Every line from the one that includes "Output a JSON" to the end of the entries should be written out exactly, with the first and last included.

*Supplied material*:
- Opening Delimiter -
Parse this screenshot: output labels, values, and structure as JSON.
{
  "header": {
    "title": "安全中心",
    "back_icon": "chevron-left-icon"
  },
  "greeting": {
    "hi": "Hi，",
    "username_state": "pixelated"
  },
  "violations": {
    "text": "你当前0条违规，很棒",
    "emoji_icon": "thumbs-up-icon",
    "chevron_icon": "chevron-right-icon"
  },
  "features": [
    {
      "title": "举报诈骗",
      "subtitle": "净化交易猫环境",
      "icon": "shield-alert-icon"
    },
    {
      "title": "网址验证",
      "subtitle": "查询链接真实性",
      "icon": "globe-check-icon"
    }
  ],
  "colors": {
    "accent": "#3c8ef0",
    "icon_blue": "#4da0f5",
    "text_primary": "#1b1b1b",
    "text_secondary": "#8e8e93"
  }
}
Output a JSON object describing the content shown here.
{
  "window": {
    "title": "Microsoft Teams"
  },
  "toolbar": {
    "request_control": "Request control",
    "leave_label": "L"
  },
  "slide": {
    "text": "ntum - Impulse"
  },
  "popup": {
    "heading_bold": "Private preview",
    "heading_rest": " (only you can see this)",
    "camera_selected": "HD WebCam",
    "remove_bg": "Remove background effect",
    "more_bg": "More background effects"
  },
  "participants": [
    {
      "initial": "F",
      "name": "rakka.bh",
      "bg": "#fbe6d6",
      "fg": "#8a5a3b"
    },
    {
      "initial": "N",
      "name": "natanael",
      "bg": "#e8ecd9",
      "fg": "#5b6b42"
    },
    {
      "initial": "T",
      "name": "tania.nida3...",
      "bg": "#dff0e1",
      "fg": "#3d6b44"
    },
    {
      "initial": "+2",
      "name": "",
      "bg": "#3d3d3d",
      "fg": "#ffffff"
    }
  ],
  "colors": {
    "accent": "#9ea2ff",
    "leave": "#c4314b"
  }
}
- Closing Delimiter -
*Expected answer*:
Output a JSON object describing the content shown here.
{
  "window": {
    "title": "Microsoft Teams"
  },
  "toolbar": {
    "request_control": "Request control",
    "leave_label": "L"
  },
  "slide": {
    "text": "ntum - Impulse"
  },
  "popup": {
    "heading_bold": "Private preview",
    "heading_rest": " (only you can see this)",
    "camera_selected": "HD WebCam",
    "remove_bg": "Remove background effect",
    "more_bg": "More background effects"
  },
  "participants": [
    {
      "initial": "F",
      "name": "rakka.bh",
      "bg": "#fbe6d6",
      "fg": "#8a5a3b"
    },
    {
      "initial": "N",
      "name": "natanael",
      "bg": "#e8ecd9",
      "fg": "#5b6b42"
    },
    {
      "initial": "T",
      "name": "tania.nida3...",
      "bg": "#dff0e1",
      "fg": "#3d6b44"
    },
    {
      "initial": "+2",
      "name": "",
      "bg": "#3d3d3d",
      "fg": "#ffffff"
    }
  ],
  "colors": {
    "accent": "#9ea2ff",
    "leave": "#c4314b"
  }
}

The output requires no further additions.